And this week those youngsters who will benefit were provided with a tantalising glimpse of the legacy created by generous fans.

Ahmadieh said: ‘This is the beginning of crowd funding in world football.

‘The concept is new but I think it is the answer for clubs who want to start improving facilities and infrastructure.

‘We believed that if it wouldn’t work at Pompey it was not going to work anywhere. It was always Pompey or bust.

‘It is a decent-sized club with a big fanbase and should definitely be able to engage properly with supporters, so you put your expectations high.

‘If we had raised £150,000 or £200,000 that could not have been seen as a failure. I would say £50,000 would have been a failure – but the fans raised £270,000.

‘Without those supporters we would not have been able to do anything and the main drive of Tifosy has come from that Pompey achievement.

‘We have lined up campaigns with a couple of other Football League clubs but have not finalised the details yet.

‘One is a League Two club and the other is a League One club, both are non-academy related, instead focused on facilities as different clubs have different needs, and we are looking at raising £50,000 or £100,000 for each.

‘The target figure depends on the size of the club.

‘We won’t be doing anything of the size of the Portsmouth campaign, you can raise only so much depending on your fanbase.

‘We’ve also had two major European clubs in the Champions League – in Italy and Belgium – contact us about implementing it.

‘Clubs have seen there is a project to engage with the fans and it is a win, win.

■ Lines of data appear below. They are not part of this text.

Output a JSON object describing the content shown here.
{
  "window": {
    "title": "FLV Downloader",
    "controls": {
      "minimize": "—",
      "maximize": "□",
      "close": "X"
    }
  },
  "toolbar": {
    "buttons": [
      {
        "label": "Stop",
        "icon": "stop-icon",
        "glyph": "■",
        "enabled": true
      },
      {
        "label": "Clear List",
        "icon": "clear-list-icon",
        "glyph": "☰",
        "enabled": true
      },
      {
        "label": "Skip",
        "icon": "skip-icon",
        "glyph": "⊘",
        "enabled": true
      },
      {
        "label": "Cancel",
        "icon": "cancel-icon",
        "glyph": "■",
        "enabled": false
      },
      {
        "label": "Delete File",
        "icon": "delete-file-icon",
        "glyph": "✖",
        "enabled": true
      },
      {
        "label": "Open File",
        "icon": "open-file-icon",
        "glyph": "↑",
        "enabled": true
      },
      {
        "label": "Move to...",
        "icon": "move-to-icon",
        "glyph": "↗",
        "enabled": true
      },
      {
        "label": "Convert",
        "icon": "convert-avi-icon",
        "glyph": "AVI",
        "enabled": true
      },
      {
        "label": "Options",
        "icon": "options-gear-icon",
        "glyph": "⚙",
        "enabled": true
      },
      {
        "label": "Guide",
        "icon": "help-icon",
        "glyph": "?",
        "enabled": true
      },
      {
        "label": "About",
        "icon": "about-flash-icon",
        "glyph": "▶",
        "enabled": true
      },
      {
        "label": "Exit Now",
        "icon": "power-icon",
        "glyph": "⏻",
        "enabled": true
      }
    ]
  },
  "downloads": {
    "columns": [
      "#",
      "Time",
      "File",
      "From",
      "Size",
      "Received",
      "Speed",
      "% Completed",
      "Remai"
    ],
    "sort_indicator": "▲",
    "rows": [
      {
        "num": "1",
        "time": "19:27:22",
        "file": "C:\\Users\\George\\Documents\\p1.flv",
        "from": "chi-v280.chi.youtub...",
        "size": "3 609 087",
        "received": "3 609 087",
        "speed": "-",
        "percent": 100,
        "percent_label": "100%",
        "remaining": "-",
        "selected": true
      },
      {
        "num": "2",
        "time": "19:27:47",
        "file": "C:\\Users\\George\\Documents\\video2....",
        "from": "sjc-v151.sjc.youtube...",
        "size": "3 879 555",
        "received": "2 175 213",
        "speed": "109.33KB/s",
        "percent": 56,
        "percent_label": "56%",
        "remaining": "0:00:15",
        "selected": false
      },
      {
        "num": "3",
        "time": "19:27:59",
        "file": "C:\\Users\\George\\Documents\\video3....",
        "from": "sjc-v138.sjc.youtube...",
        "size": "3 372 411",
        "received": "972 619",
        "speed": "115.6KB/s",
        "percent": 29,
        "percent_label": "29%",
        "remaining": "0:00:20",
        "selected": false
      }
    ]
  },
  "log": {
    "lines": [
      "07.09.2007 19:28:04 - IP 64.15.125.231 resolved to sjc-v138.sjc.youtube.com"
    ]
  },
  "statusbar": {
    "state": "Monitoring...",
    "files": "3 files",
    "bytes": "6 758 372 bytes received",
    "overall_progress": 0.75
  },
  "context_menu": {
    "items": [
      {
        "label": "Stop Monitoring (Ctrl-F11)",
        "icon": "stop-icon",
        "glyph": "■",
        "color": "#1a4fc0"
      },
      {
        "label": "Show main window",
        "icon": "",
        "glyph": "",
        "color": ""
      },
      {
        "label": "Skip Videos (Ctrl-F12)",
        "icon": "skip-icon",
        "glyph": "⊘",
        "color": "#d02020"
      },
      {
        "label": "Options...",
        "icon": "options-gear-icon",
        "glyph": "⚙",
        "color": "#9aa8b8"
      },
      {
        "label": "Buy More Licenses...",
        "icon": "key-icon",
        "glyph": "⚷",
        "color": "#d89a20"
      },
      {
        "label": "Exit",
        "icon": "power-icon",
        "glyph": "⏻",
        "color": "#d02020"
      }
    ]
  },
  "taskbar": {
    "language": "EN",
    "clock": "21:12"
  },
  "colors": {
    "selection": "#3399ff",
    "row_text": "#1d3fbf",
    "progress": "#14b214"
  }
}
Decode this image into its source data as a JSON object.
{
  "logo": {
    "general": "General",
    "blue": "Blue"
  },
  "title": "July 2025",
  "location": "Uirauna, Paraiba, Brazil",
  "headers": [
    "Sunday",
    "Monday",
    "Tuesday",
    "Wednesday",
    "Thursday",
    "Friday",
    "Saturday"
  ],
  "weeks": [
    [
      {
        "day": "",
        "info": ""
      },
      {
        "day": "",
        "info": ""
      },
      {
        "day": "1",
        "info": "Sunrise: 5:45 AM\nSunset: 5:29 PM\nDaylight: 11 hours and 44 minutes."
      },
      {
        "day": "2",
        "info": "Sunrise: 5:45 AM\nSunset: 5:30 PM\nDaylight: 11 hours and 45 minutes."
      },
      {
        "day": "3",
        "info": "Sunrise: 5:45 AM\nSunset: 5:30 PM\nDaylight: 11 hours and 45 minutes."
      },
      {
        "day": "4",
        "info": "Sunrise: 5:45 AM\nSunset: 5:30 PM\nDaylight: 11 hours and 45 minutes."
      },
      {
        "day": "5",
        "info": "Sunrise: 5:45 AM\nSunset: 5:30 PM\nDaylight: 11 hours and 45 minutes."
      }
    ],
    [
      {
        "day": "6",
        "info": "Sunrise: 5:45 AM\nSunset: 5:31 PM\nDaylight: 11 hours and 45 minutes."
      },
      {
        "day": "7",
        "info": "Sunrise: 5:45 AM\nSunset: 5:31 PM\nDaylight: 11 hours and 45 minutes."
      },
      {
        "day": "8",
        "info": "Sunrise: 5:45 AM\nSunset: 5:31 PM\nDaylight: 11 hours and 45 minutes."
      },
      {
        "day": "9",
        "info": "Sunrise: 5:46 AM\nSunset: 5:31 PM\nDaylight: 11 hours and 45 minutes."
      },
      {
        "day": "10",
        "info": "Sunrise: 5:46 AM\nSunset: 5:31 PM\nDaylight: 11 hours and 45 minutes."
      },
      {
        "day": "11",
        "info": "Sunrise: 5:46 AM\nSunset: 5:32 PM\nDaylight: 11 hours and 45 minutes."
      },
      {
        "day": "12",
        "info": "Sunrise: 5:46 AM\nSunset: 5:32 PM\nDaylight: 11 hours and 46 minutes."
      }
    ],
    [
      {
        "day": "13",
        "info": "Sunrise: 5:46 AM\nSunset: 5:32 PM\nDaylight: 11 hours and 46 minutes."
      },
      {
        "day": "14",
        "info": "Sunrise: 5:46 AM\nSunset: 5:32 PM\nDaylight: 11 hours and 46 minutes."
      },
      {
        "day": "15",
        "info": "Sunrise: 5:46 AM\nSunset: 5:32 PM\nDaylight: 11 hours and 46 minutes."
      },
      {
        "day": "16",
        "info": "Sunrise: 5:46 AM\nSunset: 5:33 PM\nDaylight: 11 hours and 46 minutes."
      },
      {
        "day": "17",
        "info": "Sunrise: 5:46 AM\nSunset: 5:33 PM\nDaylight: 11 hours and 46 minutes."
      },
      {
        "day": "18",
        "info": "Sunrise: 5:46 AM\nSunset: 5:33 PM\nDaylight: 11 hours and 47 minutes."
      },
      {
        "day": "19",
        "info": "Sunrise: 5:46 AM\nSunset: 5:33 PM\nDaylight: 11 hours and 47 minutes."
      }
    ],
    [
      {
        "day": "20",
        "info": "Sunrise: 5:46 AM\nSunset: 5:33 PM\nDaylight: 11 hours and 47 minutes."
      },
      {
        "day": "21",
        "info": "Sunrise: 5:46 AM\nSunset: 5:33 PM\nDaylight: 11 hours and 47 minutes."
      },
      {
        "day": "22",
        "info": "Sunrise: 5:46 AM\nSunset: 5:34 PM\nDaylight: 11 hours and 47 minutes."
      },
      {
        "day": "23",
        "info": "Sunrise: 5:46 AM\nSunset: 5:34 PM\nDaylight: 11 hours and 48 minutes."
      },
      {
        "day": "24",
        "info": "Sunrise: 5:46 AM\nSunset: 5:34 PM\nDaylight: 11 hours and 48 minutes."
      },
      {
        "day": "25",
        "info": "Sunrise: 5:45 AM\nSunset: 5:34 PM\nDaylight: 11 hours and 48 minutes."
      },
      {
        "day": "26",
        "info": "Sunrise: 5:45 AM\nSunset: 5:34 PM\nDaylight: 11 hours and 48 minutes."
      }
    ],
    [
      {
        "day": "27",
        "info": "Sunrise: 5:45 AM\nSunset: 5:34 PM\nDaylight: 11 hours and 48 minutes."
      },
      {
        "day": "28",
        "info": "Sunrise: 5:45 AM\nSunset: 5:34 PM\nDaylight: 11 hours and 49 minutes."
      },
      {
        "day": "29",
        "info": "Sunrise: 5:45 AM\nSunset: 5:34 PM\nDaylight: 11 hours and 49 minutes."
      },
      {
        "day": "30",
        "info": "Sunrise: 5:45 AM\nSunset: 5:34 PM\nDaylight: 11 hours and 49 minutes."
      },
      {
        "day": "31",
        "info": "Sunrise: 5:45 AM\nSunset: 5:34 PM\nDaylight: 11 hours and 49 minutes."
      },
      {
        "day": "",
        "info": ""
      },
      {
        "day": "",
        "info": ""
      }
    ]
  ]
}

There is no risk involved.’

The scheme was launched on June 10 at Fratton Park with Gianluca Vialli present.

And during the opening 48 hours around £17,000 came in.

Over the duration, three-year-old Axel Herkes from Denvilles gave £10.80 in 5p pieces to a collection bucket.

Jack Whatmough, ex-Blues players John Sullivan and Jamie Ashdown and World Cup winner Paolo Rossi also donated, as did followers from Chelsea, Leicester, Manchester United, Spurs, Wolves and Walsall.

In addition, contributions arrived from Pompey fans residing in more than 30 different countries, including Australia, Brazil, Denmark, the Czech Republic, Holland, Hong Kong, Luxembourg, Singapore, Caicos Islands, Switzerland and Finland.

Yet with £50,000 required over the remaining five days, it appeared the £250,000 target would not be reached during the specified time frame.

Colin Farmery, who led the project on behalf of the club, said: ‘While we all believed it would be a success at Pompey, the way the project developed outstripped everyone’s expectations.

‘Tifosy approached us in December with their idea and Mark Catlin gave it over to me to see if we could make it work. We were the guinea pigs.

‘Ultimately the way the project worked fitted the model in the sense of a big spike in the beginning, followed by a plateau and a big spike at the end.

‘What we managed to do was keep the campaign on little spikes throughout, then five days before the start of the season the club sent mail out with a letter from Andy Awford thanking fans for their support and reminding them to donate to Tifosy.

‘From the Tuesday through to the Saturday, when the campaign was due to close, we didn’t need to do any work – it ran itself!’

A staggering £52,000 was raised in what proved to be the final three days of the project, £24,000 coming on the Friday alone.

The final surge saw £11,000 collected in the last five hours and even after the target was reached an extra £7,500 was taken by the end of Saturday.

With Tifosy allowing another week for the project to wind down, by August 15 the final total was £270,000.

Ahmadieh added: ‘From a marketing perspective, Andy (Awford) and Twitter were extremely important.

‘Twitter was a daily engagement with the fans, we wanted to make sure we kept reminding everyone that this campaign exists.

‘Andy was a uniting character for Portsmouth fans and that helped a lot, we didn’t want anyone pulling them left and right.

‘The club were also very proactive and helped us come up with ideas.

‘Two months is a long time and at some point they suggested auctioning spot prizes and vintage items.

‘It was a fantastic success.’

And there is a training ground to show for it.